*Instructions for the task:* Filter the records down to the lines that hold the word "index", and copy each of those lines.

*Input data:*
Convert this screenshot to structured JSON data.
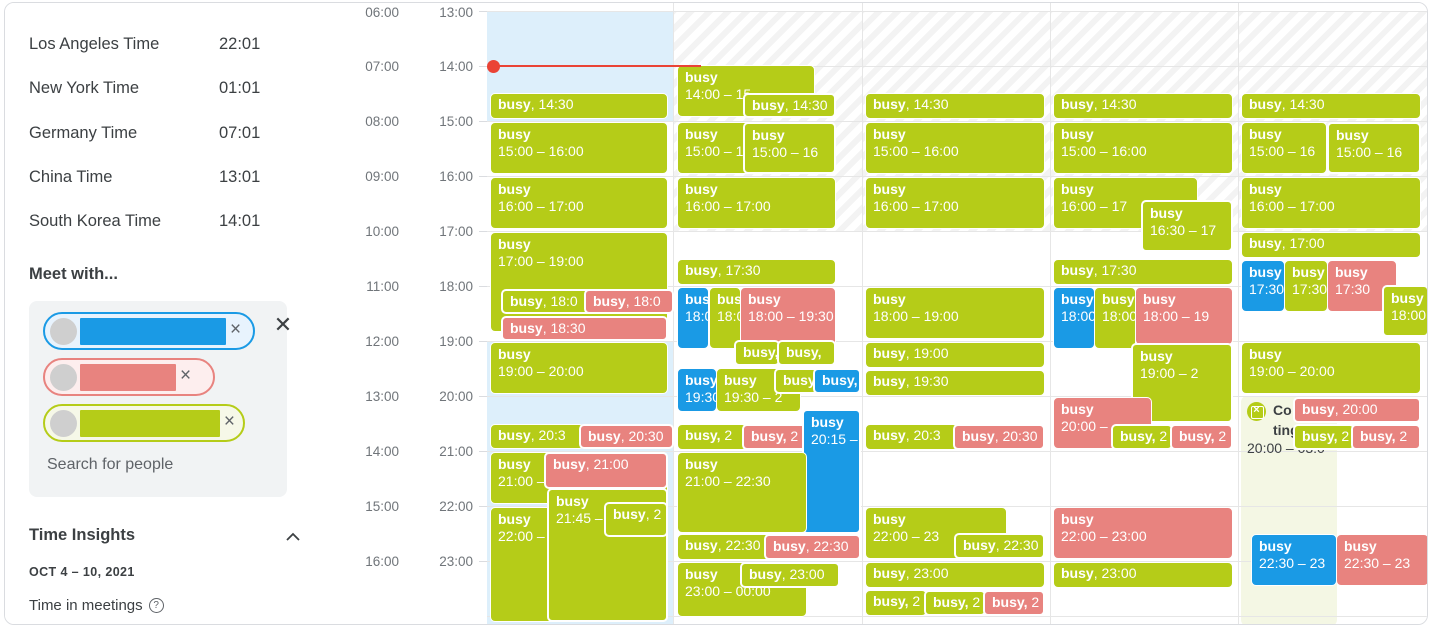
{
  "sidebar": {
    "timezones": [
      {
        "name": "Los Angeles Time",
        "time": "22:01",
        "icon": "moon-icon"
      },
      {
        "name": "New York Time",
        "time": "01:01",
        "icon": "moon-icon"
      },
      {
        "name": "Germany Time",
        "time": "07:01",
        "icon": "sun-icon"
      },
      {
        "name": "China Time",
        "time": "13:01",
        "icon": "sun-icon"
      },
      {
        "name": "South Korea Time",
        "time": "14:01",
        "icon": "sun-icon"
      }
    ],
    "meet_with": {
      "title": "Meet with...",
      "people": [
        {
          "color": "#1a9ae5",
          "remove_label": "×"
        },
        {
          "color": "#e8837f",
          "remove_label": "×"
        },
        {
          "color": "#b5cc18",
          "remove_label": "×"
        }
      ],
      "close_label": "✕",
      "search_placeholder": "Search for people"
    },
    "time_insights": {
      "title": "Time Insights",
      "collapse_icon": "chevron-up-icon",
      "date_range": "OCT 4 – 10, 2021",
      "metric_label": "Time in meetings",
      "help_icon": "question-mark-icon"
    }
  },
  "calendar": {
    "gutter_left": [
      "06:00",
      "07:00",
      "08:00",
      "09:00",
      "10:00",
      "11:00",
      "12:00",
      "13:00",
      "14:00",
      "15:00",
      "16:00"
    ],
    "gutter_right": [
      "13:00",
      "14:00",
      "15:00",
      "16:00",
      "17:00",
      "18:00",
      "19:00",
      "20:00",
      "21:00",
      "22:00",
      "23:00"
    ],
    "now_indicator": {
      "time": "14:00",
      "color": "#ea4335"
    },
    "colors": {
      "olive": "#b5cc18",
      "red": "#e8837f",
      "blue": "#1a9ae5",
      "hatch": "#f3f3f3",
      "selection": "#ddeffb"
    },
    "columns": [
      {
        "index": 0,
        "events": [
          {
            "title": "busy",
            "time": "14:30",
            "color": "olive",
            "start": "14:30",
            "end": "15:00",
            "lines": 1
          },
          {
            "title": "busy",
            "time": "15:00 – 16:00",
            "color": "olive",
            "start": "15:00",
            "end": "16:00",
            "lines": 2
          },
          {
            "title": "busy",
            "time": "16:00 – 17:00",
            "color": "olive",
            "start": "16:00",
            "end": "17:00",
            "lines": 2
          },
          {
            "title": "busy",
            "time": "17:00 – 19:00",
            "color": "olive",
            "start": "17:00",
            "end": "19:00",
            "lines": 2
          },
          {
            "title": "busy",
            "time": "18:0",
            "color": "olive",
            "start": "18:00",
            "end": "18:30",
            "lines": 1
          },
          {
            "title": "busy",
            "time": "18:0",
            "color": "red",
            "start": "18:00",
            "end": "18:30",
            "lines": 1
          },
          {
            "title": "busy",
            "time": "18:30",
            "color": "red",
            "start": "18:30",
            "end": "19:00",
            "lines": 1
          },
          {
            "title": "busy",
            "time": "19:00 – 20:00",
            "color": "olive",
            "start": "19:00",
            "end": "20:00",
            "lines": 2
          },
          {
            "title": "busy",
            "time": "20:3",
            "color": "olive",
            "start": "20:30",
            "end": "21:00",
            "lines": 1
          },
          {
            "title": "busy",
            "time": "20:30",
            "color": "red",
            "start": "20:30",
            "end": "21:00",
            "lines": 1
          },
          {
            "title": "busy",
            "time": "21:00 –",
            "color": "olive",
            "start": "21:00",
            "end": "22:00",
            "lines": 2
          },
          {
            "title": "busy",
            "time": "21:00",
            "color": "red",
            "start": "21:00",
            "end": "21:45",
            "lines": 1
          },
          {
            "title": "busy",
            "time": "22:00 –",
            "color": "olive",
            "start": "22:00",
            "end": "23:45",
            "lines": 2
          },
          {
            "title": "busy",
            "time": "21:45 –",
            "color": "olive",
            "start": "21:45",
            "end": "23:45",
            "lines": 2
          },
          {
            "title": "busy",
            "time": "2",
            "color": "olive",
            "start": "22:15",
            "end": "23:00",
            "lines": 1
          }
        ]
      },
      {
        "index": 1,
        "events": [
          {
            "title": "busy",
            "time": "14:00 – 15",
            "color": "olive",
            "start": "14:00",
            "end": "15:00",
            "lines": 2
          },
          {
            "title": "busy",
            "time": "14:30",
            "color": "olive",
            "start": "14:30",
            "end": "15:00",
            "lines": 1
          },
          {
            "title": "busy",
            "time": "15:00 – 16",
            "color": "olive",
            "start": "15:00",
            "end": "16:00",
            "lines": 2
          },
          {
            "title": "busy",
            "time": "15:00 – 16",
            "color": "olive",
            "start": "15:00",
            "end": "16:00",
            "lines": 2
          },
          {
            "title": "busy",
            "time": "16:00 – 17:00",
            "color": "olive",
            "start": "16:00",
            "end": "17:00",
            "lines": 2
          },
          {
            "title": "busy",
            "time": "17:30",
            "color": "olive",
            "start": "17:30",
            "end": "18:00",
            "lines": 1
          },
          {
            "title": "busy",
            "time": "18:0",
            "color": "blue",
            "start": "18:00",
            "end": "19:00",
            "lines": 2
          },
          {
            "title": "busy",
            "time": "18:0",
            "color": "olive",
            "start": "18:00",
            "end": "19:00",
            "lines": 2
          },
          {
            "title": "busy",
            "time": "18:00 – 19:30",
            "color": "red",
            "start": "18:00",
            "end": "19:30",
            "lines": 2
          },
          {
            "title": "busy,",
            "time": "",
            "color": "olive",
            "start": "18:45",
            "end": "19:15",
            "lines": 1
          },
          {
            "title": "busy,",
            "time": "",
            "color": "olive",
            "start": "18:45",
            "end": "19:15",
            "lines": 1
          },
          {
            "title": "busy",
            "time": "19:30",
            "color": "blue",
            "start": "19:30",
            "end": "20:15",
            "lines": 2
          },
          {
            "title": "busy",
            "time": "19:30 – 2",
            "color": "olive",
            "start": "19:30",
            "end": "20:15",
            "lines": 2
          },
          {
            "title": "busy",
            "time": "",
            "color": "olive",
            "start": "19:30",
            "end": "20:00",
            "lines": 1
          },
          {
            "title": "busy,",
            "time": "",
            "color": "blue",
            "start": "19:30",
            "end": "20:00",
            "lines": 1
          },
          {
            "title": "busy,",
            "time": "2",
            "color": "olive",
            "start": "20:30",
            "end": "21:00",
            "lines": 1
          },
          {
            "title": "busy,",
            "time": "2",
            "color": "red",
            "start": "20:30",
            "end": "21:00",
            "lines": 1
          },
          {
            "title": "busy",
            "time": "20:15 –",
            "color": "blue",
            "start": "20:15",
            "end": "22:00",
            "lines": 2
          },
          {
            "title": "busy",
            "time": "21:00 – 22:30",
            "color": "olive",
            "start": "21:00",
            "end": "22:30",
            "lines": 2
          },
          {
            "title": "busy",
            "time": "22:30",
            "color": "olive",
            "start": "22:30",
            "end": "23:00",
            "lines": 1
          },
          {
            "title": "busy",
            "time": "22:30",
            "color": "red",
            "start": "22:30",
            "end": "23:00",
            "lines": 1
          },
          {
            "title": "busy",
            "time": "23:00 – 00:00",
            "color": "olive",
            "start": "23:00",
            "end": "24:00",
            "lines": 2
          },
          {
            "title": "busy",
            "time": "23:00",
            "color": "olive",
            "start": "23:00",
            "end": "23:30",
            "lines": 1
          }
        ]
      },
      {
        "index": 2,
        "events": [
          {
            "title": "busy",
            "time": "14:30",
            "color": "olive",
            "start": "14:30",
            "end": "15:00",
            "lines": 1
          },
          {
            "title": "busy",
            "time": "15:00 – 16:00",
            "color": "olive",
            "start": "15:00",
            "end": "16:00",
            "lines": 2
          },
          {
            "title": "busy",
            "time": "16:00 – 17:00",
            "color": "olive",
            "start": "16:00",
            "end": "17:00",
            "lines": 2
          },
          {
            "title": "busy",
            "time": "18:00 – 19:00",
            "color": "olive",
            "start": "18:00",
            "end": "19:00",
            "lines": 2
          },
          {
            "title": "busy",
            "time": "19:00",
            "color": "olive",
            "start": "19:00",
            "end": "19:30",
            "lines": 1
          },
          {
            "title": "busy",
            "time": "19:30",
            "color": "olive",
            "start": "19:30",
            "end": "20:00",
            "lines": 1
          },
          {
            "title": "busy",
            "time": "20:3",
            "color": "olive",
            "start": "20:30",
            "end": "21:00",
            "lines": 1
          },
          {
            "title": "busy",
            "time": "20:30",
            "color": "red",
            "start": "20:30",
            "end": "21:00",
            "lines": 1
          },
          {
            "title": "busy",
            "time": "22:00 – 23",
            "color": "olive",
            "start": "22:00",
            "end": "23:00",
            "lines": 2
          },
          {
            "title": "busy",
            "time": "22:30",
            "color": "olive",
            "start": "22:30",
            "end": "23:00",
            "lines": 1
          },
          {
            "title": "busy",
            "time": "23:00",
            "color": "olive",
            "start": "23:00",
            "end": "23:30",
            "lines": 1
          },
          {
            "title": "busy,",
            "time": "2",
            "color": "olive",
            "start": "23:30",
            "end": "24:00",
            "lines": 1
          },
          {
            "title": "busy,",
            "time": "2",
            "color": "olive",
            "start": "23:30",
            "end": "24:00",
            "lines": 1
          },
          {
            "title": "busy,",
            "time": "2",
            "color": "red",
            "start": "23:30",
            "end": "24:00",
            "lines": 1
          }
        ]
      },
      {
        "index": 3,
        "events": [
          {
            "title": "busy",
            "time": "14:30",
            "color": "olive",
            "start": "14:30",
            "end": "15:00",
            "lines": 1
          },
          {
            "title": "busy",
            "time": "15:00 – 16:00",
            "color": "olive",
            "start": "15:00",
            "end": "16:00",
            "lines": 2
          },
          {
            "title": "busy",
            "time": "16:00 – 17",
            "color": "olive",
            "start": "16:00",
            "end": "17:00",
            "lines": 2
          },
          {
            "title": "busy",
            "time": "16:30 – 17",
            "color": "olive",
            "start": "16:30",
            "end": "17:30",
            "lines": 2
          },
          {
            "title": "busy",
            "time": "17:30",
            "color": "olive",
            "start": "17:30",
            "end": "18:00",
            "lines": 1
          },
          {
            "title": "busy",
            "time": "18:00",
            "color": "blue",
            "start": "18:00",
            "end": "19:00",
            "lines": 2
          },
          {
            "title": "busy",
            "time": "18:00",
            "color": "olive",
            "start": "18:00",
            "end": "19:00",
            "lines": 2
          },
          {
            "title": "busy",
            "time": "18:00 – 19",
            "color": "red",
            "start": "18:00",
            "end": "19:00",
            "lines": 2
          },
          {
            "title": "busy",
            "time": "19:00 – 2",
            "color": "olive",
            "start": "19:00",
            "end": "20:00",
            "lines": 2
          },
          {
            "title": "busy",
            "time": "20:00 –",
            "color": "red",
            "start": "20:00",
            "end": "21:00",
            "lines": 2
          },
          {
            "title": "busy,",
            "time": "2",
            "color": "olive",
            "start": "20:30",
            "end": "21:00",
            "lines": 1
          },
          {
            "title": "busy,",
            "time": "2",
            "color": "red",
            "start": "20:30",
            "end": "21:00",
            "lines": 1
          },
          {
            "title": "busy",
            "time": "22:00 – 23:00",
            "color": "red",
            "start": "22:00",
            "end": "23:00",
            "lines": 2
          },
          {
            "title": "busy",
            "time": "23:00",
            "color": "olive",
            "start": "23:00",
            "end": "23:30",
            "lines": 1
          }
        ]
      },
      {
        "index": 4,
        "events": [
          {
            "title": "busy",
            "time": "14:30",
            "color": "olive",
            "start": "14:30",
            "end": "15:00",
            "lines": 1
          },
          {
            "title": "busy",
            "time": "15:00 – 16",
            "color": "olive",
            "start": "15:00",
            "end": "16:00",
            "lines": 2
          },
          {
            "title": "busy",
            "time": "15:00 – 16",
            "color": "olive",
            "start": "15:00",
            "end": "16:00",
            "lines": 2
          },
          {
            "title": "busy",
            "time": "16:00 – 17:00",
            "color": "olive",
            "start": "16:00",
            "end": "17:00",
            "lines": 2
          },
          {
            "title": "busy",
            "time": "17:00",
            "color": "olive",
            "start": "17:00",
            "end": "17:30",
            "lines": 1
          },
          {
            "title": "busy",
            "time": "17:30",
            "color": "blue",
            "start": "17:30",
            "end": "18:00",
            "lines": 2
          },
          {
            "title": "busy",
            "time": "17:30",
            "color": "olive",
            "start": "17:30",
            "end": "18:00",
            "lines": 2
          },
          {
            "title": "busy",
            "time": "17:30",
            "color": "red",
            "start": "17:30",
            "end": "18:00",
            "lines": 2
          },
          {
            "title": "busy",
            "time": "18:00",
            "color": "olive",
            "start": "18:00",
            "end": "18:45",
            "lines": 2
          },
          {
            "title": "busy",
            "time": "19:00 – 20:00",
            "color": "olive",
            "start": "19:00",
            "end": "20:00",
            "lines": 2
          },
          {
            "title": "busy",
            "time": "20:00",
            "color": "red",
            "start": "20:00",
            "end": "20:30",
            "lines": 1
          },
          {
            "title": "busy,",
            "time": "2",
            "color": "olive",
            "start": "20:30",
            "end": "21:00",
            "lines": 1
          },
          {
            "title": "busy,",
            "time": "2",
            "color": "red",
            "start": "20:30",
            "end": "21:00",
            "lines": 1
          },
          {
            "title": "busy",
            "time": "22:30 – 23",
            "color": "blue",
            "start": "22:30",
            "end": "23:30",
            "lines": 2
          },
          {
            "title": "busy",
            "time": "22:30 – 23",
            "color": "red",
            "start": "22:30",
            "end": "23:30",
            "lines": 2
          }
        ],
        "long_event": {
          "title_line1": "Co",
          "title_line2": "ting",
          "time": "20:00 – 03:0",
          "icon": "declined-event-icon"
        }
      }
    ]
  }
}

*Response area:*
        "index": 0,
        "index": 1,
        "index": 2,
        "index": 3,
        "index": 4,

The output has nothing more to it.